James O’Neal was introduced by STEP BeNeLux committee member Paolo Panico as an American tax lawyer and Tax Principal at AMMC Law, and explained the concept of BEPS as Base Erosion and Profit Shifting, with the presentation focusing on the impact of recent trends at OECD, G20, and EU levels regarding anti-tax avoidance initiatives on Luxembourg tax planning.
James O’Neal has been based in the Grand Duchy for 11 years working in the domain of international taxation and has advised Fortune 500 companies, start-ups, and institutional investors on a broad range of Luxembourg tax planning solutions.
The presentation was focused towards those working in the tax domain in Luxembourg; he explained that tax law is covered comprehesively in the media nowadays. He initially put things in context by showing a diagram of the US national debt which he described as a “tsunami of red ink” illustrating the massive government debt which puts pressure on tax revenues. World government debt has increased by 15% over the past two years and is increasing at double the rate of growth, with developed countries (US, Europe, Japan) being most guilty. The BRIC countries are being much more prudent.
Governments can increase taxes such as corporate, individual and consumption taxes, as well as going after tax cheats. Countries are moving towards automatic transparency instead of negotiating multiple bilateral treaties, and are also trying to get multinational corporations to “pay their fair share” of taxes, but how countries will agreen on a global common approach is unsure.
He referenced Google’s tax structure which used a non-resident Irish company structure to ensure they hardly paid any taxes, through entities in The Netherlands and Bermuda. while the profit for such comapnies was significant, and the local economies benifitted, the state tax returns did not reflect this growth.
At the behest of the G20, the OECD initiated BEPS; there is an inherent conflict, where profit shifting is to be more carefully managed. He explained that online services can result in companies pay (almost) no taxes in the (high-tax) countries where they do most business, by placing IP rights and entrepreneurial risk in low-tax countries.
The Luxembourg proposed tax reforms will probably affect Luxembourg holding companies, but he does not think by much. He used the example of the Irish “double structure” where subsidiaries pay large royalties to a Bermuda-based company which is not subject to tax. Such cases are of foreign profits being indefinitely deferred. Dutch structures can do the same thing, and so can Luxembourg. The OECD predicts that such structures will be shut down, but it has not yet happened. The rules as they are support such structures and it is not illegal to avail of them.
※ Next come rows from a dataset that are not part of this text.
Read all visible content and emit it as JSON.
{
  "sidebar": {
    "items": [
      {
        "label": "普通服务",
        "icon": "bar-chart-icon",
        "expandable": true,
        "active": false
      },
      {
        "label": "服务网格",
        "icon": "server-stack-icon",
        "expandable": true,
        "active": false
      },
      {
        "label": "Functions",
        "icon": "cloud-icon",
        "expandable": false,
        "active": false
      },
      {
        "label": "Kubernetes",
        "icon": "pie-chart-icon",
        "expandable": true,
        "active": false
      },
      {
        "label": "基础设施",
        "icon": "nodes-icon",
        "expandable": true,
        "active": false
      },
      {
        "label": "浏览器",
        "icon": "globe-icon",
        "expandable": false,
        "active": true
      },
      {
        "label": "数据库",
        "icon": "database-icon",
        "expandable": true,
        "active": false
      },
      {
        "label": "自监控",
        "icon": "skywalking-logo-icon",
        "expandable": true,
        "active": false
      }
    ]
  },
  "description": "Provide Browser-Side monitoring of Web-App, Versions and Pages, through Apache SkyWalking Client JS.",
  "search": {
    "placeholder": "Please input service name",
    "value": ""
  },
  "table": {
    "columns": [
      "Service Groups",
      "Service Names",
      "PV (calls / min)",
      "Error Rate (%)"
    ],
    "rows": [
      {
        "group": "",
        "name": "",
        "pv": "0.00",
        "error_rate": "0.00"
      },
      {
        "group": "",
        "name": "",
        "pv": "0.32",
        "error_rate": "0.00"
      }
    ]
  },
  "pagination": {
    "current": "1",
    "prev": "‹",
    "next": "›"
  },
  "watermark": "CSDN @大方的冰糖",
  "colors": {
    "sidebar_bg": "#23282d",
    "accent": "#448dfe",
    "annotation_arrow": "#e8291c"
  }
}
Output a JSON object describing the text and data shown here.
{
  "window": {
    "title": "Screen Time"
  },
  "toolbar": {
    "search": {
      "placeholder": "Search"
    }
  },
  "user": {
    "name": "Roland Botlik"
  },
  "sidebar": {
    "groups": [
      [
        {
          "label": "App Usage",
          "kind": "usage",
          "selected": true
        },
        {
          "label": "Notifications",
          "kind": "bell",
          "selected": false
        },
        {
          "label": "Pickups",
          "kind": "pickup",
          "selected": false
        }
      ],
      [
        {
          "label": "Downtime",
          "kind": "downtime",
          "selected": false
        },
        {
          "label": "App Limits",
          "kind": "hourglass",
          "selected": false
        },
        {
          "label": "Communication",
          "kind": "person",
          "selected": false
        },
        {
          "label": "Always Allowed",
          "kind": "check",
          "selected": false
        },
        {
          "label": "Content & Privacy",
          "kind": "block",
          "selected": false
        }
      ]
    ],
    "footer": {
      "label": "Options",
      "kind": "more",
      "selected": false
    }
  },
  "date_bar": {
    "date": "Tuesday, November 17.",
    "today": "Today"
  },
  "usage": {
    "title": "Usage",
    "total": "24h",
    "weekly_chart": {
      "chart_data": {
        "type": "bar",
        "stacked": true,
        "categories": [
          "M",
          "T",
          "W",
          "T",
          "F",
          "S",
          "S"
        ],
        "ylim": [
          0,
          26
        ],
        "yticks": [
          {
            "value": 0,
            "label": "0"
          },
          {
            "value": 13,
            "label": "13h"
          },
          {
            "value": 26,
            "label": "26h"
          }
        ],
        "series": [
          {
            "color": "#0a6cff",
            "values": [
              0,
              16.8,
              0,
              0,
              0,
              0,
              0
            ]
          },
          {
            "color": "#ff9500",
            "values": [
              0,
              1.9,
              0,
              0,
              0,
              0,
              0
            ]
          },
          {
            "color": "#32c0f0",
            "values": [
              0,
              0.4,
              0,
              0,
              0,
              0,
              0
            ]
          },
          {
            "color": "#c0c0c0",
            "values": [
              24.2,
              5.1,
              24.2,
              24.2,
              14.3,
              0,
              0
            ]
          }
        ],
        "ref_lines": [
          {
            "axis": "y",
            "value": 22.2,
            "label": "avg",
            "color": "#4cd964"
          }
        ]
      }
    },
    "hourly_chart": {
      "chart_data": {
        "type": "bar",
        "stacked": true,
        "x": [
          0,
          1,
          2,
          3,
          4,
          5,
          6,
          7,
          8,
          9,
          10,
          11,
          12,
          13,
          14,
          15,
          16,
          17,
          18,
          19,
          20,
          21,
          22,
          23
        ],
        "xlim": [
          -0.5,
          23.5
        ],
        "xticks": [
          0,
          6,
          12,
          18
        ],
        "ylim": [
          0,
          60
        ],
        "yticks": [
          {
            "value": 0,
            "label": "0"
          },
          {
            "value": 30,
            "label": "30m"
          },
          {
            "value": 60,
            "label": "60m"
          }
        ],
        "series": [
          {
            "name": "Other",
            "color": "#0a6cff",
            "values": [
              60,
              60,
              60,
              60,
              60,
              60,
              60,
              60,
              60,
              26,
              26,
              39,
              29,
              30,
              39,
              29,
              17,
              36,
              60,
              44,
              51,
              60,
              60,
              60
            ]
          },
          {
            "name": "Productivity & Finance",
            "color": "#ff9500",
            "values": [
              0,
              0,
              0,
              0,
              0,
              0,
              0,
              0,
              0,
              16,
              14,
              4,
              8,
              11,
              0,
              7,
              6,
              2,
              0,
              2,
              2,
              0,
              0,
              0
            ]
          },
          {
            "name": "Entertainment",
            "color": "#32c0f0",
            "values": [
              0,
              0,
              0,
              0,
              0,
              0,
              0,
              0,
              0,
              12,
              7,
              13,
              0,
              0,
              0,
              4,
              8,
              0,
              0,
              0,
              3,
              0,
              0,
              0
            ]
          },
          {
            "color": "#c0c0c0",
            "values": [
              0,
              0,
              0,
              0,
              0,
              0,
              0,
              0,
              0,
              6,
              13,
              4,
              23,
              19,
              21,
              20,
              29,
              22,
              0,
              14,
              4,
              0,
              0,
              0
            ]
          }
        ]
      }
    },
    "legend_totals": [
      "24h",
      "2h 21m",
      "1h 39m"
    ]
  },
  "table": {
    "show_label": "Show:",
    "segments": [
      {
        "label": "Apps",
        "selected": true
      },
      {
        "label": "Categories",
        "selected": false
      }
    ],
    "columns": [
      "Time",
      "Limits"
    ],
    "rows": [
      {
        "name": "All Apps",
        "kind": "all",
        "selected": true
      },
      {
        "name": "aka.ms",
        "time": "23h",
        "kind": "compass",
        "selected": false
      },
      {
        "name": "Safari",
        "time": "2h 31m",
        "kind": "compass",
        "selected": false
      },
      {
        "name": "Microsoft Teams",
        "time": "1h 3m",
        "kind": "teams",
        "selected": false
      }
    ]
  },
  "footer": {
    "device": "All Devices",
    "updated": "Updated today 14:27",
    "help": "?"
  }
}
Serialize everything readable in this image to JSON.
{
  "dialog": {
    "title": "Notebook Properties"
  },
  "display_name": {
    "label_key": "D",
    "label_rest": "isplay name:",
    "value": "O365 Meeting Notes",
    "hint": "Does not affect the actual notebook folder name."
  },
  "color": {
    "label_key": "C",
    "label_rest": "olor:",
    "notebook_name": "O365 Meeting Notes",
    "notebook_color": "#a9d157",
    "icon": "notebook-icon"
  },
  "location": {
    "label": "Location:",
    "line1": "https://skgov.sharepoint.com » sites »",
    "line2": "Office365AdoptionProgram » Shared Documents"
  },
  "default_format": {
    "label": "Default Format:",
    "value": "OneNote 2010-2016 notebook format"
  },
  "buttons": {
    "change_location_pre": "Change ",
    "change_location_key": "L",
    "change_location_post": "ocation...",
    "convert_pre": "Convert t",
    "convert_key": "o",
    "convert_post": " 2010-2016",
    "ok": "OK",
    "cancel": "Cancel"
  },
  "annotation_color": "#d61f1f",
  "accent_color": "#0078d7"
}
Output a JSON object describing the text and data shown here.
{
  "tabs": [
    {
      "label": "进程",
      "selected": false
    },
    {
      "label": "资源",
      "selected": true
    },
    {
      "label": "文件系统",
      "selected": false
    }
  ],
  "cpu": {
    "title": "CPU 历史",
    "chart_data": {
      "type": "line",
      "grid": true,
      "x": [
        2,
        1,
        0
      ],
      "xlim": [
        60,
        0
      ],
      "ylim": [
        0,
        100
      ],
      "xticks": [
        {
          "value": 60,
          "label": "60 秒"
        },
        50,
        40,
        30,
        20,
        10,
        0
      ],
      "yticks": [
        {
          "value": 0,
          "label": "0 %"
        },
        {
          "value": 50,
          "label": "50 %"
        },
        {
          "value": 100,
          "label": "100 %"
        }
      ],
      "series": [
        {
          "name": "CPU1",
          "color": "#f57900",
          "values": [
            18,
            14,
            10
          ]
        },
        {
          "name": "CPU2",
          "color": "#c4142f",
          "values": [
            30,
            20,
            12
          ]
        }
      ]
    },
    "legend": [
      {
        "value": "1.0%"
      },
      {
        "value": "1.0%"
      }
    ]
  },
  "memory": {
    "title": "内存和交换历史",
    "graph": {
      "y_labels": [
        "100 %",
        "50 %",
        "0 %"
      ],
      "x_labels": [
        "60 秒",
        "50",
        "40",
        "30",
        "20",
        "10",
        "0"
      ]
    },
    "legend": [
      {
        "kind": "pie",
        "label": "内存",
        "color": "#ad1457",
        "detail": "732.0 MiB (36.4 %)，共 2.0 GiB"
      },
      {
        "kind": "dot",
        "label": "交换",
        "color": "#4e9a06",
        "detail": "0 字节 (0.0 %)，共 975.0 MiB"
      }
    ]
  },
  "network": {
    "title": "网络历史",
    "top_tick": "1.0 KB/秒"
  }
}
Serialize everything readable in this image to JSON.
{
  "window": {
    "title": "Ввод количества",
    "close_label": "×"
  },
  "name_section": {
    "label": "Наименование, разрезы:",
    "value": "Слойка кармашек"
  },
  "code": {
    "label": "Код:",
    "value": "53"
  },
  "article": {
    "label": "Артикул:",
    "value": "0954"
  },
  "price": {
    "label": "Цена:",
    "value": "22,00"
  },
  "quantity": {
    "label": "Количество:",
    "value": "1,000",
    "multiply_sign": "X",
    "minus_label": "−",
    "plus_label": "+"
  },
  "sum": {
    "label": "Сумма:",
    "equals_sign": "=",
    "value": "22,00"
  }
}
If and when the rules do change, without any change of the flow of profits, foreign companies with no employees could result in significant profits which could then be taxed. Intra-EU hybrid structures will be a thing of the past. Changes are being proposed to Article 41 of the EU Parent Subsidiary Directive which will change such facilities, applying only within EU Member States.
Common in Luxembourg is the prevention of double taxation in tax planning; he explained that it is however a matter of double exemption. He presented various examples involving availing of tax structures in Switzerland and others in the Cayman Islands. On the issue of the end of non-resident Irish companies, the issue will in effect be a non-issue as the companies involved will simply establish a company in Bermuda, for example.
The new coalition government in Luxembourg’s proposed tax reforms have not been developed into a law project; the issue is really about making Luxembourg a key location for attracting talent. He concluded by saying that future tax planning needs to be focused on business reasons.
The Society of Estate and Trust Practitioners (STEP) is the premier global trust and estate planning organisation dedicated to informing and educating estate planning and administration professionals. STEP has nearly 18,000 members in 80 jurisdictions and provides its worldwide members with international learning and a business network focusing on the responsible stewardship of assets today and across the generations. See www.step.org and www.stepbenelux.org
Photo by Geoff Thompson (L-R): Paolo Panico, STEP BeNeLux; James O’Neal, speaker; Chris Vigar, STEP BeNeLux
Presentation: the slides are available upon request to the speaker James O’Neal firstname.lastname@example.org